When asked by reporters whether Albanese will press Modi on some of these issues, the Australian leader skirted the issue, saying he had a “respectful” relationship with his Indian counterpart.
“India is, of course, the world’s largest democracy. Here in Australia, of course, people have a right to express their views in a peaceful way, and people, we all have different views about people in politics,” Albanese said. “Australia, of course, always stands up for human rights, wherever it occurs anywhere in the world.”
India has also repeatedly abstained from votes condemning Russia at the United Nations, instead reiterating a need for “diplomacy and dialogue,” while buying up huge amounts of Moscow’s oil despite western sanctions over the invasion of Ukraine.
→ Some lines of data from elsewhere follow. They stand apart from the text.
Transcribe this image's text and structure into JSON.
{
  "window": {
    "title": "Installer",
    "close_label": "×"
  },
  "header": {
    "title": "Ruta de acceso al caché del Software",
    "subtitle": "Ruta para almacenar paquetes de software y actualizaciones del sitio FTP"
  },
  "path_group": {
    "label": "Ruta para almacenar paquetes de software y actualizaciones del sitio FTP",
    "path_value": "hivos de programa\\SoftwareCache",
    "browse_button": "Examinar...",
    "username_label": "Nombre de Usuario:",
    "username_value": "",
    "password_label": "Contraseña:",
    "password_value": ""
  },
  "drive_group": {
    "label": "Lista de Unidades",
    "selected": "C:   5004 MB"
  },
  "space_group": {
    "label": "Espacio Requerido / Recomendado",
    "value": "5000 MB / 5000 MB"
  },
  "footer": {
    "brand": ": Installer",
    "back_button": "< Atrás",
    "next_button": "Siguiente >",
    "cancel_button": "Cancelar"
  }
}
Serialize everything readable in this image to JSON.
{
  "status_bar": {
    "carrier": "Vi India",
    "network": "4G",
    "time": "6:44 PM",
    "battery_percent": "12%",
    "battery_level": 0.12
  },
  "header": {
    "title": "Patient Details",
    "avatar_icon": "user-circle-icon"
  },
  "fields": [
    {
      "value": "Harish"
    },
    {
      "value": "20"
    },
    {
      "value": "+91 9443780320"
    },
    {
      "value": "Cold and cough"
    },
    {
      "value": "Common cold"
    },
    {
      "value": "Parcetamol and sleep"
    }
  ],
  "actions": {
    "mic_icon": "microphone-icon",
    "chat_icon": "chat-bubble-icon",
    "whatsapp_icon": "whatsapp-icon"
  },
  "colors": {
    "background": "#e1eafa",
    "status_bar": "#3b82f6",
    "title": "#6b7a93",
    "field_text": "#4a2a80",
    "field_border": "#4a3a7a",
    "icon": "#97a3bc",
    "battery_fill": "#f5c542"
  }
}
Albanese said he respected that India “is responsible for its own international relations” and acknowledged the South Asian nation’s history of non-alignment.
“India is a great supporter of peace and security and stability in our region,” he said.
Modi’s Australia visit caps a busy week of diplomatic activity and travel.
Over the weekend, he was in Papua New Guinea, where he met with Prime Minister James Marape and pledged his support for the Pacific Islands.
Days earlier Modi had met with Ukrainian President Volodymyr Zelensky on the sidelines of the Group of Seven (G7) summit in Japan – the first time they had come face-to-face since Russia’s invasion began.
And next month, US President Joe Biden will host Modi at the White House.
Modi’s diplomatic flurry comes in a pivotal year for the leader.
India has assumed the Group of 20 (G20) presidency this year, playing host to a series of important events in the country, while marketing itself as a leader of the Global South. Modi is also gearing up for an election year in 2024, seeking to secure a momentous second decade in power.
And while India grows increasingly close to the West and its allies, critics have accused Western leaders of turning a blind eye to some of New Delhi’s alleged human rights abuses playing out at home.
Earlier this year, India banned a BBC documentary critical of Modi’s alleged role in the deadly 2002 Gujarat riots, in which more than 1,000 people – mostly Muslims – were killed, in a move lambasted by free speech advocates.
In March, Rahul Gandhi, the former leader of India’s main opposition political party and one of the few figures that has the kind of star power and name recognition needed to challenge Modi, was stripped of his lawmaker status after he was handed a two-year jail sentence for defamation.
Critics of the BJP and Gandhi’s supporters say the case is politically motivated.
Earlier this month, Modi’s party lost its only stronghold in the country’s south after Karnataka state voted in favor of Gandhi’s Congress Party.